## What you are asked to do
Search the material for lines containing the word "сегодня", and copy each one.

-=-=-

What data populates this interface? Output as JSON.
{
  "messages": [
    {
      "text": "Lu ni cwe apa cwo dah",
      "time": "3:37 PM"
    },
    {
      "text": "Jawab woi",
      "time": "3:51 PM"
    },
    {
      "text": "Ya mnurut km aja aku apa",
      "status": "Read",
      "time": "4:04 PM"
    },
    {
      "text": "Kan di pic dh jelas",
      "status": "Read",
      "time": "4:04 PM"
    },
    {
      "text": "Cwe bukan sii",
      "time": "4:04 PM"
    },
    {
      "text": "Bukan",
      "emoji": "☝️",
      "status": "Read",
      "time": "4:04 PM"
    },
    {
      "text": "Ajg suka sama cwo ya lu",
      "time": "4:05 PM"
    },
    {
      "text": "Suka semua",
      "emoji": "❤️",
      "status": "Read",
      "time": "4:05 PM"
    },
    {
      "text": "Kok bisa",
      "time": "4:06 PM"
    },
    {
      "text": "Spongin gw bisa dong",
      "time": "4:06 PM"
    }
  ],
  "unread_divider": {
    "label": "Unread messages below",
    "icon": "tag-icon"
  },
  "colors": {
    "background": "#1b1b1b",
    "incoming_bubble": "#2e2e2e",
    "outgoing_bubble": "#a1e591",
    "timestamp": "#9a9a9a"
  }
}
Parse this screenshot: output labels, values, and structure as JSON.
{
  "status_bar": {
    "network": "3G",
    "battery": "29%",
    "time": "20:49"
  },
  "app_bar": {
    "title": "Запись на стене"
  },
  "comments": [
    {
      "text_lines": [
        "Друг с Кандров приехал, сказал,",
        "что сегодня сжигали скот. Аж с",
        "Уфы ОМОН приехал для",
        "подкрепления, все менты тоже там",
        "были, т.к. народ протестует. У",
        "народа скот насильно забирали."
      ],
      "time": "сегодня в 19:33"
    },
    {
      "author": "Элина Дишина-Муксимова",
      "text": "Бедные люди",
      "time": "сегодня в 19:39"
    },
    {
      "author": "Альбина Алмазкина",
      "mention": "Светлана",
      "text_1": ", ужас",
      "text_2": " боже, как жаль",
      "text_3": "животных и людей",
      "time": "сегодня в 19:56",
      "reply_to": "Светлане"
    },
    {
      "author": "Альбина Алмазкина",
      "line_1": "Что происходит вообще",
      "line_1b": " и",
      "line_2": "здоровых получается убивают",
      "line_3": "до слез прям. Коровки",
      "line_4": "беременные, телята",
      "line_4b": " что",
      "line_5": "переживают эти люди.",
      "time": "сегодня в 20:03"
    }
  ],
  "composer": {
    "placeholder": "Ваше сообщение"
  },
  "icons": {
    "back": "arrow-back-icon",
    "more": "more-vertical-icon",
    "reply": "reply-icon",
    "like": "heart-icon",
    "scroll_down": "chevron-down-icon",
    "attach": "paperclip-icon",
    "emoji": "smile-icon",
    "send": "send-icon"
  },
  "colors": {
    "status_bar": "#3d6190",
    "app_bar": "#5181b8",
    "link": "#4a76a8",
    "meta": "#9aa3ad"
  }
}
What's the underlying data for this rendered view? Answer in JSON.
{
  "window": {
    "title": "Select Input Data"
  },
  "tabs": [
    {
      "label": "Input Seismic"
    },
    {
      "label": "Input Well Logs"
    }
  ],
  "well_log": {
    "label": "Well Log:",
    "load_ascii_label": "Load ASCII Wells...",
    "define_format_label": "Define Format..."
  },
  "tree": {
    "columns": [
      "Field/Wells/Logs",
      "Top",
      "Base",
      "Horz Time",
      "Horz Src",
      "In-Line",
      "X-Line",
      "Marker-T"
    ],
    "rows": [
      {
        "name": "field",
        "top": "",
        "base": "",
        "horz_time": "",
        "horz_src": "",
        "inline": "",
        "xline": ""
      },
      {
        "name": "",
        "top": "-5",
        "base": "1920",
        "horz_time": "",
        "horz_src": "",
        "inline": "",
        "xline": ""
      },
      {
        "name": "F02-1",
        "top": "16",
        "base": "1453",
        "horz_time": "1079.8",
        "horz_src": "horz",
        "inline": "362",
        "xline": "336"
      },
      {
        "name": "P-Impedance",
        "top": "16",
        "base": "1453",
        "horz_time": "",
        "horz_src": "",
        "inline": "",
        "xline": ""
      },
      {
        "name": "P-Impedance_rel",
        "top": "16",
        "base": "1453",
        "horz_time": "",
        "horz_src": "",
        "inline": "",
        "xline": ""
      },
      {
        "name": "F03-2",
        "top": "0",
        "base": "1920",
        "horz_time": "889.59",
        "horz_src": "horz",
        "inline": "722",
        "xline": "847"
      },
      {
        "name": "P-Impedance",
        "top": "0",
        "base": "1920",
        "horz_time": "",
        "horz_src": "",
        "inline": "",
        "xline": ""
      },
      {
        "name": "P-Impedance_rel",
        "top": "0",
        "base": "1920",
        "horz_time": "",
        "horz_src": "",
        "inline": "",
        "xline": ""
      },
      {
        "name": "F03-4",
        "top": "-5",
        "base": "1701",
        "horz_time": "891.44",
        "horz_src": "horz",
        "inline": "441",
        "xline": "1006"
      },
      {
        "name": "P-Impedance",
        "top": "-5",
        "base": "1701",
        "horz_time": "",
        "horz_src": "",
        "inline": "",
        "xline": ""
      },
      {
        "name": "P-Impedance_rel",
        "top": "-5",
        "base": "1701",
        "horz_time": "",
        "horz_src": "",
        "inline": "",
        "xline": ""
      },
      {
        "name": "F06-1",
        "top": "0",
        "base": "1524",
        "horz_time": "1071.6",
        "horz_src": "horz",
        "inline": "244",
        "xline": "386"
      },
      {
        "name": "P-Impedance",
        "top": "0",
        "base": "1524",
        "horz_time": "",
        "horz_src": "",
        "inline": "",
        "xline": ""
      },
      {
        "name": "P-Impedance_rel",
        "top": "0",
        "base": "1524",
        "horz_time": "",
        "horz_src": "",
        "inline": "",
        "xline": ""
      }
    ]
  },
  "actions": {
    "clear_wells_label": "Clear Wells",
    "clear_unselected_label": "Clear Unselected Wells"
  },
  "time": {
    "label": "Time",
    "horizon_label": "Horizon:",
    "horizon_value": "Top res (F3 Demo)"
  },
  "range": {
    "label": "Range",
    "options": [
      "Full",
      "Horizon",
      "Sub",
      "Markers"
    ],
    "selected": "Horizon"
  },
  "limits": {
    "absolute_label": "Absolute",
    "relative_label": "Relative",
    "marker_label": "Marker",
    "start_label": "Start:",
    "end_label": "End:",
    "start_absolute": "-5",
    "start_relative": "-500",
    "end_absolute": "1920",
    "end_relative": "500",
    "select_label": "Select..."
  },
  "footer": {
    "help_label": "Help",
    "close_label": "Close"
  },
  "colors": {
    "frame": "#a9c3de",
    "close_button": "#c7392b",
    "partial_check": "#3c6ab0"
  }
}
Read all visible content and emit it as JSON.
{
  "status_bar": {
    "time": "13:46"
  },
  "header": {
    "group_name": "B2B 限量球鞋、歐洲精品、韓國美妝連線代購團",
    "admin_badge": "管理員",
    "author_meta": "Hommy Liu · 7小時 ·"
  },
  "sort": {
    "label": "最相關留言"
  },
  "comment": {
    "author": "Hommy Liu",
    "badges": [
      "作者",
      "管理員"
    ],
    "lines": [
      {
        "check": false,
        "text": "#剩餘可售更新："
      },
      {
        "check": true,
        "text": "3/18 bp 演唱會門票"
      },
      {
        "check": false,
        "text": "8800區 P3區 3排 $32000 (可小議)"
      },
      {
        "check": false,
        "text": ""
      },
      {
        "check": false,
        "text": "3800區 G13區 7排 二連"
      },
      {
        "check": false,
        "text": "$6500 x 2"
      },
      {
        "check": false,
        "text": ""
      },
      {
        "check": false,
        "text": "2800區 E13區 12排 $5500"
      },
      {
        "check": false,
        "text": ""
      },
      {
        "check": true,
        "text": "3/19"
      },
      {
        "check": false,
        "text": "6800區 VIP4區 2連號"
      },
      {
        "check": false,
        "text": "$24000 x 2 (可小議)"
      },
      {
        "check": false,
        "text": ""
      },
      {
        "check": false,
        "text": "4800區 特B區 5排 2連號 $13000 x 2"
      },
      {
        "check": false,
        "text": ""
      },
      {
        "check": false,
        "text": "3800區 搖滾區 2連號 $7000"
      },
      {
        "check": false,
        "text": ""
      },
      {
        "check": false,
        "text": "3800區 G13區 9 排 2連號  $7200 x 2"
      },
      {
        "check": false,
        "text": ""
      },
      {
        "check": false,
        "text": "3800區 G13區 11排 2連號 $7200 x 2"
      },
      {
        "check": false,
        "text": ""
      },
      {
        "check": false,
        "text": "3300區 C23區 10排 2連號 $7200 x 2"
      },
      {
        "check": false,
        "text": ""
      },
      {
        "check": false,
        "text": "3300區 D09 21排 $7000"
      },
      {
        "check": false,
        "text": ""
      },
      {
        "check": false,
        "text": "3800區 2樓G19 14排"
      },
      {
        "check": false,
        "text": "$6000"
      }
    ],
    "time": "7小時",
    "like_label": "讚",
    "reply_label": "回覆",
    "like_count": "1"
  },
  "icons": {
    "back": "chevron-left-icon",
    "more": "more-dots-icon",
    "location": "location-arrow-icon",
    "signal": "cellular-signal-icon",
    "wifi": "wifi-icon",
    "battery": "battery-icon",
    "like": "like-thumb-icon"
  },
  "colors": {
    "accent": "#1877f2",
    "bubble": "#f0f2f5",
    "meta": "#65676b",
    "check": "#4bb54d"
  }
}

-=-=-

## Reply
        "что сегодня сжигали скот. Аж с",
      "time": "сегодня в 19:33"
      "time": "сегодня в 19:39"
      "time": "сегодня в 19:56",
      "time": "сегодня в 20:03"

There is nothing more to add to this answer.